**Task details**: Return every entry below exactly as written.

[Data excerpts]
■ ■ ■ ■ ■

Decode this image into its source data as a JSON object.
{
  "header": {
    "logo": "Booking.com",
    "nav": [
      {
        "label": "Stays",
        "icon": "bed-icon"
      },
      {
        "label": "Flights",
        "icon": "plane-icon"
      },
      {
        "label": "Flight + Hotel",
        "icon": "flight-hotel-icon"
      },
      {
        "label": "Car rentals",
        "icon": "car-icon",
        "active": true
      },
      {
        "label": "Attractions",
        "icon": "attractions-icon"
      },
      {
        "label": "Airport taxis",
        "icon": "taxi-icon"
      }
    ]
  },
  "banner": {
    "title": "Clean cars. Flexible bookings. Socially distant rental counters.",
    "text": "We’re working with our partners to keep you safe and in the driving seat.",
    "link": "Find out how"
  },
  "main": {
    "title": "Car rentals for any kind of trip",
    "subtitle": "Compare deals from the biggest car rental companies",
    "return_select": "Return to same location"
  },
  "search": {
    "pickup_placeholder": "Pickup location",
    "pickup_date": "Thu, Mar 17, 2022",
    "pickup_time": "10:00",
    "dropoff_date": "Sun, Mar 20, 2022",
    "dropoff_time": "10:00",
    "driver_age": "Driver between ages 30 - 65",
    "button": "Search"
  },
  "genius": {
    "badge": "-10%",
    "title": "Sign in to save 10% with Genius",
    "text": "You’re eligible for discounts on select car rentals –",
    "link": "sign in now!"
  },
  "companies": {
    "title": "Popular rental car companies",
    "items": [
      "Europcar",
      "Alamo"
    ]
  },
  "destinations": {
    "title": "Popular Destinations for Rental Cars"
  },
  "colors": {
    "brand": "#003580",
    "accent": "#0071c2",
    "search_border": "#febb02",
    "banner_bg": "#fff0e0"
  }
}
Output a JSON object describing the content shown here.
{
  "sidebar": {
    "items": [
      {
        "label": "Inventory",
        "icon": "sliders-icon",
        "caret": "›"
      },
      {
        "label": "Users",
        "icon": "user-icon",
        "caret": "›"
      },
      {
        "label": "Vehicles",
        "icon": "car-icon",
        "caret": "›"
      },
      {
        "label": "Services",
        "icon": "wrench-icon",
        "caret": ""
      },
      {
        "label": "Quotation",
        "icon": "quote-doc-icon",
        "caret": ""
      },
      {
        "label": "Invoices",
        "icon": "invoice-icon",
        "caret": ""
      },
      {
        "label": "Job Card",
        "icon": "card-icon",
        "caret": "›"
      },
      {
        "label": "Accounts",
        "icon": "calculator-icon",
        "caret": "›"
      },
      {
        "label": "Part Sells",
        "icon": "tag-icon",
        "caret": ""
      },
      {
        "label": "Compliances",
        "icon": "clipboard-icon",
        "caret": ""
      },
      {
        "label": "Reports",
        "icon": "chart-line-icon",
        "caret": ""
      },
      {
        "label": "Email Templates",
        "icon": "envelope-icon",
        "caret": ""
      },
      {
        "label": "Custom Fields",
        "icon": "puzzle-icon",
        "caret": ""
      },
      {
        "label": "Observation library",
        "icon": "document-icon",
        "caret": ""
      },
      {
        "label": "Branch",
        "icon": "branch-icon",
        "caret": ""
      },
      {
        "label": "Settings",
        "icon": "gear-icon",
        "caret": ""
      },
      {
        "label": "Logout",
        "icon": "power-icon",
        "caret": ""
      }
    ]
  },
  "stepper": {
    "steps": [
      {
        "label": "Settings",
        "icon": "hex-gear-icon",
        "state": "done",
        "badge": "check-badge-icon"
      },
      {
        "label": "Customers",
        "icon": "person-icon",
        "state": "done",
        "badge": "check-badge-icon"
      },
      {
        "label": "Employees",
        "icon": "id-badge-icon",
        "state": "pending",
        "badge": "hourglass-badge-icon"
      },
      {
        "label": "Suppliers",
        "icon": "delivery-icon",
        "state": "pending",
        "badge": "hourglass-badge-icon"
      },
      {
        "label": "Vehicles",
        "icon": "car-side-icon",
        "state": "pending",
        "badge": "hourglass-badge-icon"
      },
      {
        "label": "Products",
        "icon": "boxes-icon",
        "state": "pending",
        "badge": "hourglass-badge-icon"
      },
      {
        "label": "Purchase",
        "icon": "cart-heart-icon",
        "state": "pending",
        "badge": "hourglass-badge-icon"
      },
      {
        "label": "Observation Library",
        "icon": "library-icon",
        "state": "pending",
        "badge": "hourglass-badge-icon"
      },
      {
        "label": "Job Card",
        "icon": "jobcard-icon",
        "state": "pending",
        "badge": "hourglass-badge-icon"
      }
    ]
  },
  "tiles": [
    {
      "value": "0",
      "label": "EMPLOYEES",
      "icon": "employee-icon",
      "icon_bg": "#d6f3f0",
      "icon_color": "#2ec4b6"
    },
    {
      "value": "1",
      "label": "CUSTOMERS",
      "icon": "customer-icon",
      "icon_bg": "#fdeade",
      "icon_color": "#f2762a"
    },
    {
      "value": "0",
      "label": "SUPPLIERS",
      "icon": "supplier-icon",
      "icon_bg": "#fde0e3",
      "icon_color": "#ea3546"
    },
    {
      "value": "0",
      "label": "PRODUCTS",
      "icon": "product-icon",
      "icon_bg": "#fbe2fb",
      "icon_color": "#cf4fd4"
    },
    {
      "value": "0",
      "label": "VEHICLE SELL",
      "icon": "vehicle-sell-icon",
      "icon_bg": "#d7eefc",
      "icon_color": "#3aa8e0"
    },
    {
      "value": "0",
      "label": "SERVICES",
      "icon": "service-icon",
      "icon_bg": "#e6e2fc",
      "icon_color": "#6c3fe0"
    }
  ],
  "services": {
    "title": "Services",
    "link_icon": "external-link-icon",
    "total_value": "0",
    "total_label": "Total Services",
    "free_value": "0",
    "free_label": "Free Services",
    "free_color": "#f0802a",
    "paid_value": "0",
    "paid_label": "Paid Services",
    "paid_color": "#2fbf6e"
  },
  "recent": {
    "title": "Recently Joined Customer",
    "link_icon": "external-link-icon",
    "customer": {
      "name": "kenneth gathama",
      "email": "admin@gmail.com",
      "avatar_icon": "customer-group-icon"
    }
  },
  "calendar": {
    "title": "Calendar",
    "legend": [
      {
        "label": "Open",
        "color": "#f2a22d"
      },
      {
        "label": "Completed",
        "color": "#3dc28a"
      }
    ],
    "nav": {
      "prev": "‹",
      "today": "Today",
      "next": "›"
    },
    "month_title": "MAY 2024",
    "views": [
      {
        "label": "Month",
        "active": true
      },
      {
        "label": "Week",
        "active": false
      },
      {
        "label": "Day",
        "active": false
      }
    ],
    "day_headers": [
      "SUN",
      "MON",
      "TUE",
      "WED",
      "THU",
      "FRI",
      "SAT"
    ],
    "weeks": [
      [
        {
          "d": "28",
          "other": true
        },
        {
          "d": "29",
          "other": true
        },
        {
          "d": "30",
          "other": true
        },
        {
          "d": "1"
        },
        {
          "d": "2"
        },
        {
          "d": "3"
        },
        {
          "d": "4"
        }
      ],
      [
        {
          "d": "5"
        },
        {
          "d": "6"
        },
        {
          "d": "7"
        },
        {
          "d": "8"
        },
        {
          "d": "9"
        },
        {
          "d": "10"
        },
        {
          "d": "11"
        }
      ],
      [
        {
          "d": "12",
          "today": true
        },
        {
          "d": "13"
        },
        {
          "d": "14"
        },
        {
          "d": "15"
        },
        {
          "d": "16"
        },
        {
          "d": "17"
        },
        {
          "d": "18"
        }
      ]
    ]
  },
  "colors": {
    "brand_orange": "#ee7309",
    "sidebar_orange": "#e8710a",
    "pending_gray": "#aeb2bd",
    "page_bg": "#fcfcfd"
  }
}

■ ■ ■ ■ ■

**Exercise output**:
Decode this image into its source data as a JSON object.
{
  "header": {
    "logo": "Booking.com",
    "nav": [
      {
        "label": "Stays",
        "icon": "bed-icon"
      },
      {
        "label": "Flights",
        "icon": "plane-icon"
      },
      {
        "label": "Flight + Hotel",
        "icon": "flight-hotel-icon"
      },
      {
        "label": "Car rentals",
        "icon": "car-icon",
        "active": true
      },
      {
        "label": "Attractions",
        "icon": "attractions-icon"
      },
      {
        "label": "Airport taxis",
        "icon": "taxi-icon"
      }
    ]
  },
  "banner": {
    "title": "Clean cars. Flexible bookings. Socially distant rental counters.",
    "text": "We’re working with our partners to keep you safe and in the driving seat.",
    "link": "Find out how"
  },
  "main": {
    "title": "Car rentals for any kind of trip",
    "subtitle": "Compare deals from the biggest car rental companies",
    "return_select": "Return to same location"
  },
  "search": {
    "pickup_placeholder": "Pickup location",
    "pickup_date": "Thu, Mar 17, 2022",
    "pickup_time": "10:00",
    "dropoff_date": "Sun, Mar 20, 2022",
    "dropoff_time": "10:00",
    "driver_age": "Driver between ages 30 - 65",
    "button": "Search"
  },
  "genius": {
    "badge": "-10%",
    "title": "Sign in to save 10% with Genius",
    "text": "You’re eligible for discounts on select car rentals –",
    "link": "sign in now!"
  },
  "companies": {
    "title": "Popular rental car companies",
    "items": [
      "Europcar",
      "Alamo"
    ]
  },
  "destinations": {
    "title": "Popular Destinations for Rental Cars"
  },
  "colors": {
    "brand": "#003580",
    "accent": "#0071c2",
    "search_border": "#febb02",
    "banner_bg": "#fff0e0"
  }
}
Output a JSON object describing the content shown here.
{
  "sidebar": {
    "items": [
      {
        "label": "Inventory",
        "icon": "sliders-icon",
        "caret": "›"
      },
      {
        "label": "Users",
        "icon": "user-icon",
        "caret": "›"
      },
      {
        "label": "Vehicles",
        "icon": "car-icon",
        "caret": "›"
      },
      {
        "label": "Services",
        "icon": "wrench-icon",
        "caret": ""
      },
      {
        "label": "Quotation",
        "icon": "quote-doc-icon",
        "caret": ""
      },
      {
        "label": "Invoices",
        "icon": "invoice-icon",
        "caret": ""
      },
      {
        "label": "Job Card",
        "icon": "card-icon",
        "caret": "›"
      },
      {
        "label": "Accounts",
        "icon": "calculator-icon",
        "caret": "›"
      },
      {
        "label": "Part Sells",
        "icon": "tag-icon",
        "caret": ""
      },
      {
        "label": "Compliances",
        "icon": "clipboard-icon",
        "caret": ""
      },
      {
        "label": "Reports",
        "icon": "chart-line-icon",
        "caret": ""
      },
      {
        "label": "Email Templates",
        "icon": "envelope-icon",
        "caret": ""
      },
      {
        "label": "Custom Fields",
        "icon": "puzzle-icon",
        "caret": ""
      },
      {
        "label": "Observation library",
        "icon": "document-icon",
        "caret": ""
      },
      {
        "label": "Branch",
        "icon": "branch-icon",
        "caret": ""
      },
      {
        "label": "Settings",
        "icon": "gear-icon",
        "caret": ""
      },
      {
        "label": "Logout",
        "icon": "power-icon",
        "caret": ""
      }
    ]
  },
  "stepper": {
    "steps": [
      {
        "label": "Settings",
        "icon": "hex-gear-icon",
        "state": "done",
        "badge": "check-badge-icon"
      },
      {
        "label": "Customers",
        "icon": "person-icon",
        "state": "done",
        "badge": "check-badge-icon"
      },
      {
        "label": "Employees",
        "icon": "id-badge-icon",
        "state": "pending",
        "badge": "hourglass-badge-icon"
      },
      {
        "label": "Suppliers",
        "icon": "delivery-icon",
        "state": "pending",
        "badge": "hourglass-badge-icon"
      },
      {
        "label": "Vehicles",
        "icon": "car-side-icon",
        "state": "pending",
        "badge": "hourglass-badge-icon"
      },
      {
        "label": "Products",
        "icon": "boxes-icon",
        "state": "pending",
        "badge": "hourglass-badge-icon"
      },
      {
        "label": "Purchase",
        "icon": "cart-heart-icon",
        "state": "pending",
        "badge": "hourglass-badge-icon"
      },
      {
        "label": "Observation Library",
        "icon": "library-icon",
        "state": "pending",
        "badge": "hourglass-badge-icon"
      },
      {
        "label": "Job Card",
        "icon": "jobcard-icon",
        "state": "pending",
        "badge": "hourglass-badge-icon"
      }
    ]
  },
  "tiles": [
    {
      "value": "0",
      "label": "EMPLOYEES",
      "icon": "employee-icon",
      "icon_bg": "#d6f3f0",
      "icon_color": "#2ec4b6"
    },
    {
      "value": "1",
      "label": "CUSTOMERS",
      "icon": "customer-icon",
      "icon_bg": "#fdeade",
      "icon_color": "#f2762a"
    },
    {
      "value": "0",
      "label": "SUPPLIERS",
      "icon": "supplier-icon",
      "icon_bg": "#fde0e3",
      "icon_color": "#ea3546"
    },
    {
      "value": "0",
      "label": "PRODUCTS",
      "icon": "product-icon",
      "icon_bg": "#fbe2fb",
      "icon_color": "#cf4fd4"
    },
    {
      "value": "0",
      "label": "VEHICLE SELL",
      "icon": "vehicle-sell-icon",
      "icon_bg": "#d7eefc",
      "icon_color": "#3aa8e0"
    },
    {
      "value": "0",
      "label": "SERVICES",
      "icon": "service-icon",
      "icon_bg": "#e6e2fc",
      "icon_color": "#6c3fe0"
    }
  ],
  "services": {
    "title": "Services",
    "link_icon": "external-link-icon",
    "total_value": "0",
    "total_label": "Total Services",
    "free_value": "0",
    "free_label": "Free Services",
    "free_color": "#f0802a",
    "paid_value": "0",
    "paid_label": "Paid Services",
    "paid_color": "#2fbf6e"
  },
  "recent": {
    "title": "Recently Joined Customer",
    "link_icon": "external-link-icon",
    "customer": {
      "name": "kenneth gathama",
      "email": "admin@gmail.com",
      "avatar_icon": "customer-group-icon"
    }
  },
  "calendar": {
    "title": "Calendar",
    "legend": [
      {
        "label": "Open",
        "color": "#f2a22d"
      },
      {
        "label": "Completed",
        "color": "#3dc28a"
      }
    ],
    "nav": {
      "prev": "‹",
      "today": "Today",
      "next": "›"
    },
    "month_title": "MAY 2024",
    "views": [
      {
        "label": "Month",
        "active": true
      },
      {
        "label": "Week",
        "active": false
      },
      {
        "label": "Day",
        "active": false
      }
    ],
    "day_headers": [
      "SUN",
      "MON",
      "TUE",
      "WED",
      "THU",
      "FRI",
      "SAT"
    ],
    "weeks": [
      [
        {
          "d": "28",
          "other": true
        },
        {
          "d": "29",
          "other": true
        },
        {
          "d": "30",
          "other": true
        },
        {
          "d": "1"
        },
        {
          "d": "2"
        },
        {
          "d": "3"
        },
        {
          "d": "4"
        }
      ],
      [
        {
          "d": "5"
        },
        {
          "d": "6"
        },
        {
          "d": "7"
        },
        {
          "d": "8"
        },
        {
          "d": "9"
        },
        {
          "d": "10"
        },
        {
          "d": "11"
        }
      ],
      [
        {
          "d": "12",
          "today": true
        },
        {
          "d": "13"
        },
        {
          "d": "14"
        },
        {
          "d": "15"
        },
        {
          "d": "16"
        },
        {
          "d": "17"
        },
        {
          "d": "18"
        }
      ]
    ]
  },
  "colors": {
    "brand_orange": "#ee7309",
    "sidebar_orange": "#e8710a",
    "pending_gray": "#aeb2bd",
    "page_bg": "#fcfcfd"
  }
}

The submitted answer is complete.